Chetumal-Oxtankah

The city of Chetumal (Capital of the State of Quintana Roo) is host to a fine museum of the Mayan Culture, one of the best in the Yucatan Peninsula. It is a modern, prosperous, and culturally diverse city adjacent to the Belize border. Just 16 km. north of Chetumal are the remains of one of the oldest Mayan cities of the Yucatan region. Known as Oxtankah. It dates back to 350 A.D. Oxtankah is said to be the adopted hometown of the infamous warrior Guillermo Gerrero, a shipwrecked Spaniard who married a Mayan Princess, who later gave birth to the first known mestizo (person of mixed blood).

Kohunlich, Dzibanche & Kinichna

A series of inland archaeological treasures await visitors to the Grand Costa Maya.

Unlike any other, Kohunlich offers the most striking sculptural work found in the Mayan Empire. Nearby, the cities of Dzibanché and Kinichná have been linked architecturally as cities where the sun god was worshiped. Built between 250 and 350 A.D. (right at the peak of the Roman Empire), these great Mayan cities were among the last to be discovered by European explorers.

Climb the tallest temple at Dzibanché for a breathtaking view of the surrounding area.

Living Here

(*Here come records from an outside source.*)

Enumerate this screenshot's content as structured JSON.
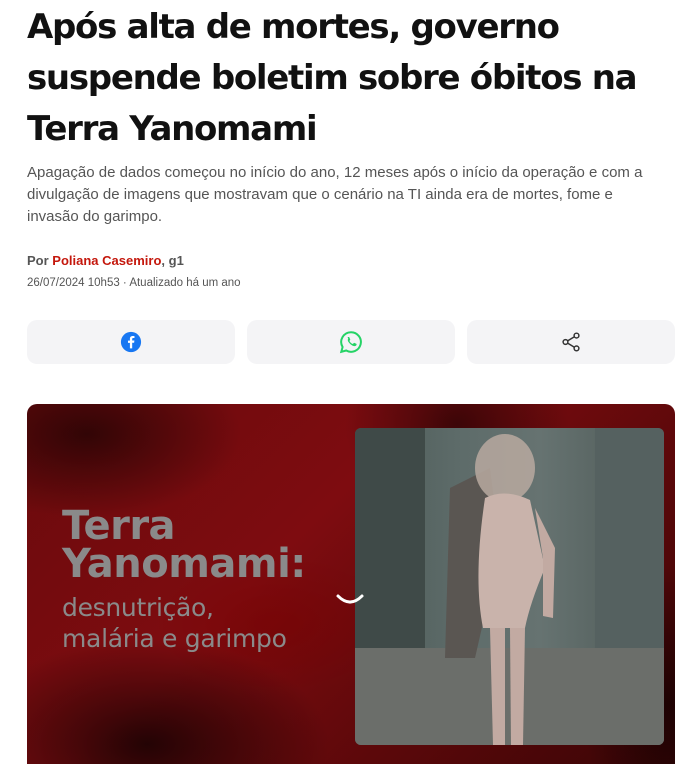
{
  "article": {
    "headline": "Após alta de mortes, governo suspende boletim sobre óbitos na Terra Yanomami",
    "summary": "Apagação de dados começou no início do ano, 12 meses após o início da operação e com a divulgação de imagens que mostravam que o cenário na TI ainda era de mortes, fome e invasão do garimpo.",
    "byline": {
      "prefix": "Por ",
      "author": "Poliana Casemiro",
      "suffix": ", g1"
    },
    "dateline": "26/07/2024 10h53 · Atualizado há um ano"
  },
  "share": {
    "buttons": [
      {
        "name": "facebook",
        "icon": "facebook-icon",
        "color": "#1877f2"
      },
      {
        "name": "whatsapp",
        "icon": "whatsapp-icon",
        "color": "#25d366"
      },
      {
        "name": "share",
        "icon": "share-icon",
        "color": "#333333"
      }
    ]
  },
  "media": {
    "title_line1": "Terra",
    "title_line2": "Yanomami:",
    "subtitle_line1": "desnutrição,",
    "subtitle_line2": "malária e garimpo",
    "background_color": "#7a0b0f",
    "text_color": "#8a8a8a"
  }
}
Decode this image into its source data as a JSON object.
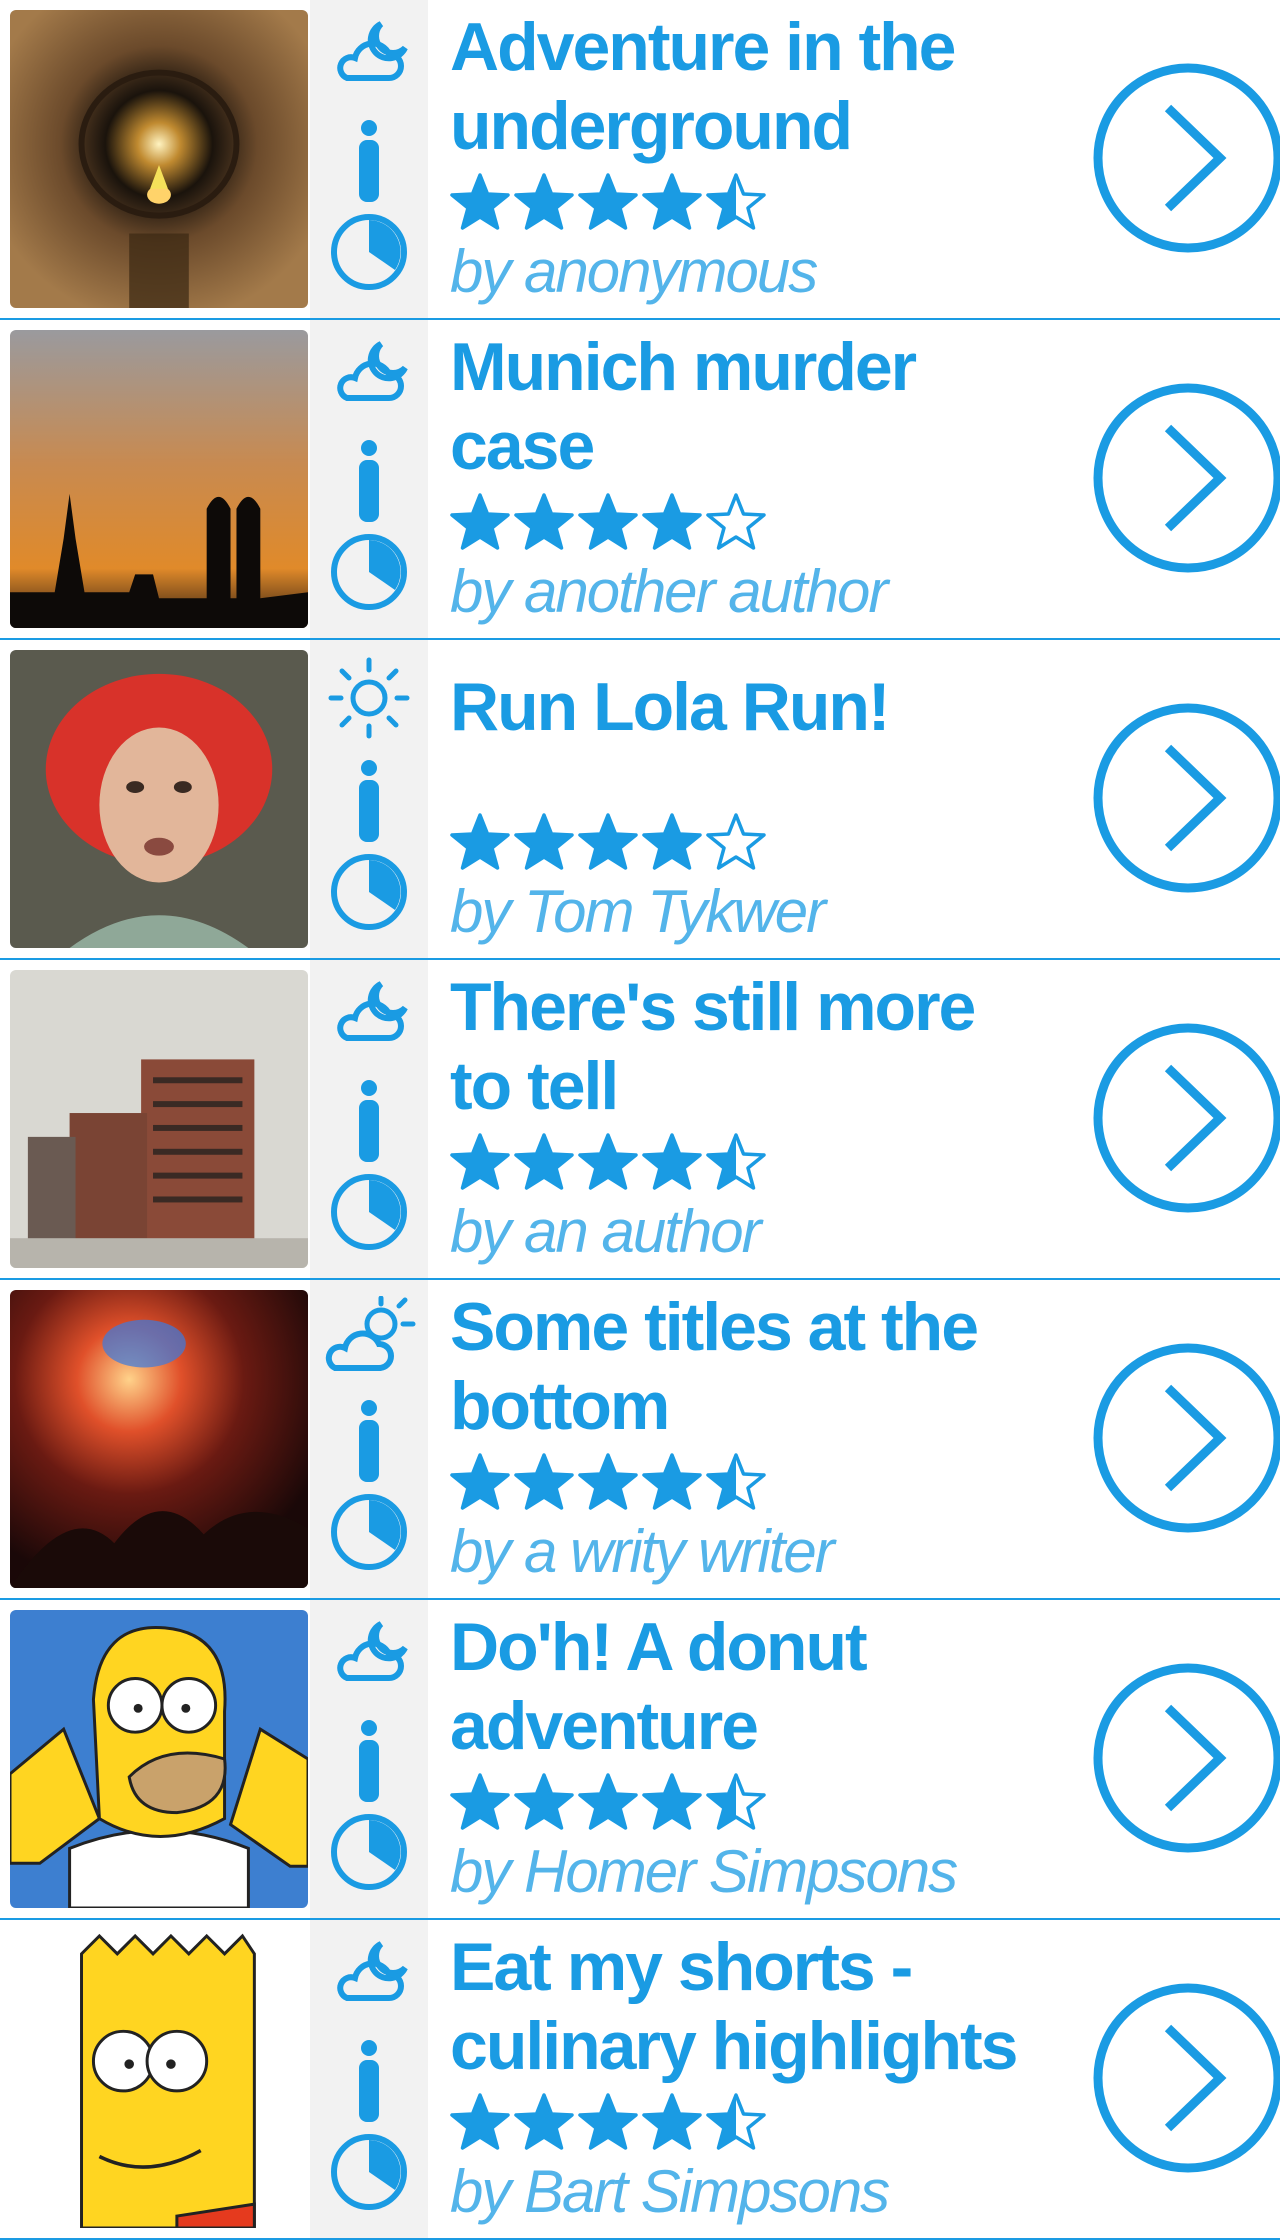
{
  "colors": {
    "accent": "#1a9be3",
    "metaBackground": "#f2f2f2",
    "divider": "#1a9be3"
  },
  "stories": [
    {
      "title": "Adventure in the underground",
      "rating": 4.5,
      "author": "by anonymous",
      "weather_icon": "cloud-moon-icon",
      "thumb": "tunnel"
    },
    {
      "title": "Munich murder case",
      "rating": 4,
      "author": "by another author",
      "weather_icon": "cloud-moon-icon",
      "thumb": "munich-skyline"
    },
    {
      "title": "Run Lola Run!",
      "rating": 4,
      "author": "by Tom Tykwer",
      "weather_icon": "sun-icon",
      "thumb": "red-haired-woman"
    },
    {
      "title": "There's still more to tell",
      "rating": 4.5,
      "author": "by an author",
      "weather_icon": "cloud-moon-icon",
      "thumb": "winter-building"
    },
    {
      "title": "Some titles at the bottom",
      "rating": 4.5,
      "author": "by a writy writer",
      "weather_icon": "cloud-sun-icon",
      "thumb": "concert"
    },
    {
      "title": "Do'h! A donut adventure",
      "rating": 4.5,
      "author": "by Homer Simpsons",
      "weather_icon": "cloud-moon-icon",
      "thumb": "homer"
    },
    {
      "title": "Eat my shorts - culinary highlights",
      "rating": 4.5,
      "author": "by Bart Simpsons",
      "weather_icon": "cloud-moon-icon",
      "thumb": "bart"
    }
  ]
}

As the Quintana Roo coast and the new “Tren Maya” extend their notoriety around the world, finding rustic Caribbean coast and authentic Mayan towns will be harder and harder. The “florescent people” tourism hoards that overwhelm the archaeological sites and eco-parks of the rest of the Caribe Mexicano are not an issue in this region. Remoteness is what you’d be seeking when living here, with Chetumal as a base for shopping and services. A new development called New Mahahual is being created. It is directly inland from the port. Yes, there will be sacrifices and the summer/fall hurricane season must be considered.